Start of Records for the task
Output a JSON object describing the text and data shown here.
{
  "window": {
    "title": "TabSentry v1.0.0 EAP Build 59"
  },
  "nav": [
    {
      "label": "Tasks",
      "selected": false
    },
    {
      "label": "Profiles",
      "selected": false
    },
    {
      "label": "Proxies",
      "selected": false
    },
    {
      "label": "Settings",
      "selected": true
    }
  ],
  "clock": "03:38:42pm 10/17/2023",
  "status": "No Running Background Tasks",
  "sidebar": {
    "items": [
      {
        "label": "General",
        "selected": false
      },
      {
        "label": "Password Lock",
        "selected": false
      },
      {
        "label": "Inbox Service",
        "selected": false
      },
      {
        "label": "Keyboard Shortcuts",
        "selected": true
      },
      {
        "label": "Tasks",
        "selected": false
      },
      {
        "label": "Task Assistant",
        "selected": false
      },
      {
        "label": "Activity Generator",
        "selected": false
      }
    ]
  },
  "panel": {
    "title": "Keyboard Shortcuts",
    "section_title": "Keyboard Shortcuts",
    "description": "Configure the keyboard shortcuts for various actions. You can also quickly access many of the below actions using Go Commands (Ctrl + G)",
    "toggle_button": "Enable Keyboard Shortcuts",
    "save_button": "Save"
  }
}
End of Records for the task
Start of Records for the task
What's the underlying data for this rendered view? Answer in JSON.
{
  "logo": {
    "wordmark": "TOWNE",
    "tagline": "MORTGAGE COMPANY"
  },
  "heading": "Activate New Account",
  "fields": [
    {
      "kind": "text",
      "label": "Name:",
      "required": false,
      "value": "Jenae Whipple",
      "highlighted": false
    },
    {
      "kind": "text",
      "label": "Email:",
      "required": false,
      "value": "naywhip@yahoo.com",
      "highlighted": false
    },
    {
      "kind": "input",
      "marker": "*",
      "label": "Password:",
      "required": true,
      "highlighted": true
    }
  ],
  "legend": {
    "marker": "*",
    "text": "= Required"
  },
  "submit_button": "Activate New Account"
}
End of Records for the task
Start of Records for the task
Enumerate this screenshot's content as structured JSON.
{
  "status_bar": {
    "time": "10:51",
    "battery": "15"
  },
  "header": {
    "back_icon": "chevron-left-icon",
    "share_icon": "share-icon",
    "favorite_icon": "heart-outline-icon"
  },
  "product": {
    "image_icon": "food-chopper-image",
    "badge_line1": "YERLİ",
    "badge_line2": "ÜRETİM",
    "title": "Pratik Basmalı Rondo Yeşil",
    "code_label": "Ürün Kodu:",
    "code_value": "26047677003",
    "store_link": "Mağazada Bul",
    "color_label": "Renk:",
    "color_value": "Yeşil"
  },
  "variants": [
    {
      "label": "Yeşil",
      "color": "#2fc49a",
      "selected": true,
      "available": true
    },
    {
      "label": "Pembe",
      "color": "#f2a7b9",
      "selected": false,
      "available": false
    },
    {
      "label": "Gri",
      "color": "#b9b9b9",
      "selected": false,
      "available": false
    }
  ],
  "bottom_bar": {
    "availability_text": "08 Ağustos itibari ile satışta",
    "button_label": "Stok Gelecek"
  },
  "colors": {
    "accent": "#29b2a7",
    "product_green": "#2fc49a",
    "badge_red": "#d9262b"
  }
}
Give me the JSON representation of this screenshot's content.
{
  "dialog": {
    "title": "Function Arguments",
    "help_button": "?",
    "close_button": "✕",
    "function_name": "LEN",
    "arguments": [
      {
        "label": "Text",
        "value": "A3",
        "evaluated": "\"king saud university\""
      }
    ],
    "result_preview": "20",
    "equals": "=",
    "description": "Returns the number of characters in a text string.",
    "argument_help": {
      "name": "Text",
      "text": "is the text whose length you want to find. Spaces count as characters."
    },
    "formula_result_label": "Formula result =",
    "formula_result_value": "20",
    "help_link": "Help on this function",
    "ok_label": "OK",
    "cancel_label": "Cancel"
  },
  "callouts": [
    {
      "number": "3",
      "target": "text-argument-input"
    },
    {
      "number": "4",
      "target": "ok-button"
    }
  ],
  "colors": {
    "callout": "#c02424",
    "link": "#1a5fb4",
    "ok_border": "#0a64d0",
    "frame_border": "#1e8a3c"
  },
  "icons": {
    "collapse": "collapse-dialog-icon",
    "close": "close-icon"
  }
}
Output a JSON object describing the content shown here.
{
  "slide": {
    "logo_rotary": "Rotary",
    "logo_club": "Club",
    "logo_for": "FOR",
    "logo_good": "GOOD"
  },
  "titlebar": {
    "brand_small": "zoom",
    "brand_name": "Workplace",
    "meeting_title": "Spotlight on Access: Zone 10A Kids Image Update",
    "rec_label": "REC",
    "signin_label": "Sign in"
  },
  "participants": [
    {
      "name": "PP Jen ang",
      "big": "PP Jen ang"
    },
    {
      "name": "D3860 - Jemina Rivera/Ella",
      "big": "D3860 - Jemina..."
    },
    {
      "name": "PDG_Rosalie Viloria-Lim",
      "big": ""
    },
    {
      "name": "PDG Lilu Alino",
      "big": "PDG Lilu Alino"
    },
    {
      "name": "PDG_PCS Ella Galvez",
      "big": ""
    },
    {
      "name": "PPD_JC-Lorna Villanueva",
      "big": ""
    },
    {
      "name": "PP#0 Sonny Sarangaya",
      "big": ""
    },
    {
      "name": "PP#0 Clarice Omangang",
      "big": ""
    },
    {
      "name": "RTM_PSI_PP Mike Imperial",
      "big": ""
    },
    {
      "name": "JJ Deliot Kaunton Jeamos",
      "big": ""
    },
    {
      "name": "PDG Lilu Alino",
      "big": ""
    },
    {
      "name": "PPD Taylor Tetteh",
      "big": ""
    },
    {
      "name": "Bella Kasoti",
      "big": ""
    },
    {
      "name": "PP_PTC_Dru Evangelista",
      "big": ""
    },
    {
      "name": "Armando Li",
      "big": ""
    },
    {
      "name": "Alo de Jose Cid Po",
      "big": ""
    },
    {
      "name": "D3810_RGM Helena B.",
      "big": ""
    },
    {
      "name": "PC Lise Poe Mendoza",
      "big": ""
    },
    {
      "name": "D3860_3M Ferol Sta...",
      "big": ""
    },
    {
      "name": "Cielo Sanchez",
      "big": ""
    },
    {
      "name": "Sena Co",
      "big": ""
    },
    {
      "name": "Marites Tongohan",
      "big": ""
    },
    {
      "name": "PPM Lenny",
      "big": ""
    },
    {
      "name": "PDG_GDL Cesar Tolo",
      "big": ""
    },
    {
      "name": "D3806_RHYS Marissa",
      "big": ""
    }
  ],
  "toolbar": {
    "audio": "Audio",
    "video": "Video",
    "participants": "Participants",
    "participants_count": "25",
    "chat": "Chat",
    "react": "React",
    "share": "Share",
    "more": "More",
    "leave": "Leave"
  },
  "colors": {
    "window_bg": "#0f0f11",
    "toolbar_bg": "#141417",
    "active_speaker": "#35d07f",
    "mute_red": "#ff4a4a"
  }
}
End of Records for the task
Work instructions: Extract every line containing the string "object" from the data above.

Output of the task:
Output a JSON object describing the text and data shown here.
Output a JSON object describing the content shown here.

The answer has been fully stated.